I get that he’s annoyed that other features like singleplayer are getting watered down for the sake of a token multiplayer, I dislike multiplayer at the best of times too. But here’s an idea – vote with your wallet! Stop buying games with multiplayer if it bothers you so much. Obviously we’ve already made our best MP games with halo and cod, why bother eh? Not like Castle Crashers or Left 4 Dead have interesting and new multiplayer modes, that we’ve already got everyone playing fps online.

I agree though, the control for KZ2 were too sluggish for my liking, although I did appreciate what they were trying to do, more power to them trying a new artistic design (although I suspect the control were sluggish because they were at the bottom of the code when every frame was drawn, in order to have fluid graphics and ai). Still enjoyed the game, but there’s no shame in improving it!

You knew you’d take some flak for this, but you wrote the article anyway. Good for you, voice your opinion, that’s what the internet is for! But ultimately, if you don’t like something in a game… Vote with your wallet. That’s the only way to get a publisher to take notice of us little people.

Great article, it’s really got everyone talking!

N.B. Rogue Trooper was the first game with cover-based combat, and it seemed like GoW copied that rather than the other way around. Maybe every game with third-person cover shooting is trying to copy GoW, I’m just saying GoW copied it off someone else.

RJ

On February 25, 2011 at 11:26 pm

I agree with you for the most part, but I gotta say, I think co-op is a great addition to most games. Co-op is a social kind of gaming, one that you can enjoy with close friends, just play and laugh at. It’s not something that any game really NEEDS, but it’s always a fun way to extend the gameplay.

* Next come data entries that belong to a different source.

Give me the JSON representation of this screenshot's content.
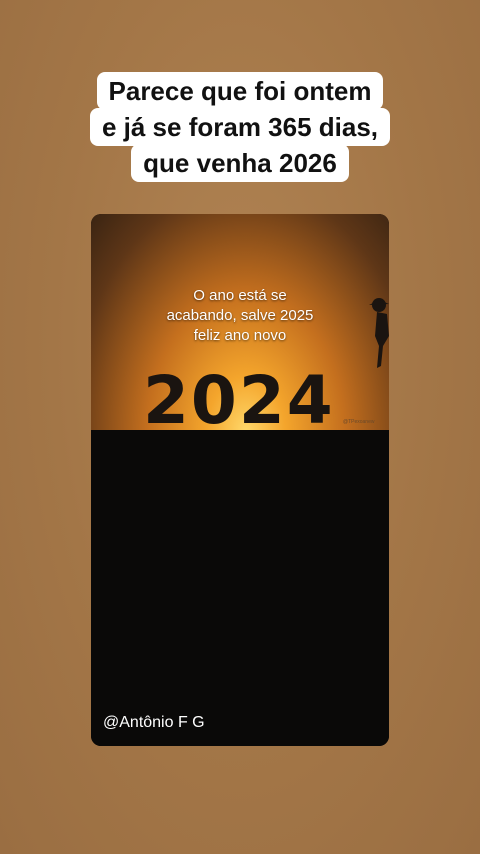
{
  "caption": {
    "line1": "Parece que foi ontem",
    "line2": "e já se foram 365 dias,",
    "line3": "que venha 2026"
  },
  "video": {
    "overlay_line1": "O ano está se",
    "overlay_line2": "acabando, salve 2025",
    "overlay_line3": "feliz ano novo",
    "year": "2024",
    "watermark": "@TPexoanew",
    "handle": "@Antônio F G"
  },
  "colors": {
    "background": "#a67a4a",
    "caption_bg": "#ffffff",
    "ground": "#0a0908",
    "sun": "#ffd86a"
  }
}
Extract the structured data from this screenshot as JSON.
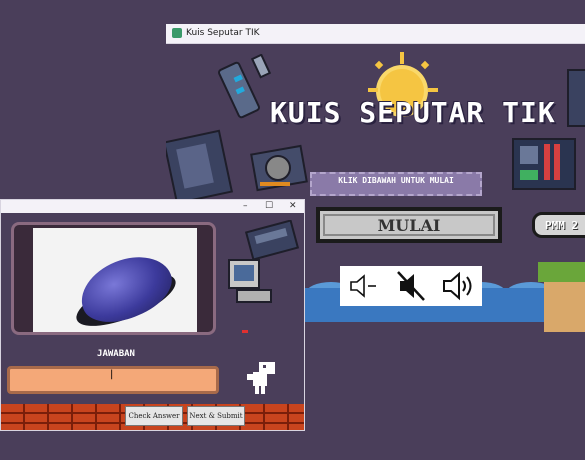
{
  "main_window": {
    "title": "Kuis Seputar TIK",
    "banner_title": "KUIS SEPUTAR TIK",
    "subtitle": "KLIK DIBAWAH UNTUK MULAI",
    "start_button": "MULAI",
    "badge": "PMM 2"
  },
  "volume_controls": [
    {
      "name": "volume-down",
      "icon": "speaker-minus-icon"
    },
    {
      "name": "mute",
      "icon": "speaker-mute-icon"
    },
    {
      "name": "volume-up",
      "icon": "speaker-wave-icon"
    }
  ],
  "quiz_window": {
    "window_controls": [
      "–",
      "☐",
      "✕"
    ],
    "question_image": "computer-mouse",
    "answer_label": "JAWABAN",
    "answer_value": "|",
    "check_button": "Check Answer",
    "next_button": "Next & Submit"
  },
  "colors": {
    "background": "#4a3e5a",
    "input": "#f4a878",
    "bricks": "#c8441e",
    "water": "#3a78c0"
  }
}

And while I agree that a game acting just like the prequal before it isn’t something that should be strived for, I’ll be really disappointed if Skyrim becomes a mere shadowy, console port, when compared to Morrowind or Oblivion. I’m going to miss the buggy, crashy, gltichy, awful Gamebryo engine that Oblivion used, because I have so many good memories of it.

Avskygod0

On February 26, 2011 at 10:33 am

Please don’t post useless links (News! I see you!).

Magnus

On April 12, 2011 at 1:21 am

UtopiaV1 – I get what you’re saying about not buying games whose style and gameplay features you don’t like, but you’re ignoring the key problem here – so many gamers still buy every Call of Duty and Halo title that it doesn’t actually MEAN anything. So you don’t buy CoD because it’s got almost no actual content aside from a multiplayer which is barely different from the last – guess how much the developers actually care? Whether or not you bought a copy, whether or not you voted “No” on lazy, low developer standards, they don’t see you. You are nobody.

Voting with your wallet, and indeed, the concept of “voting” in general, only count when people care about your opinion – which implies you’re at least a visible minority. And so many people buy these ty recycled FPS clones that people with a genuine appreciation for quality and innovation really ARE a small, small fraction of players. It’s all about that CoD userbase, man. It’s big enough that there simply is no incentive to actually put a day’s honest work into making the next one a good game.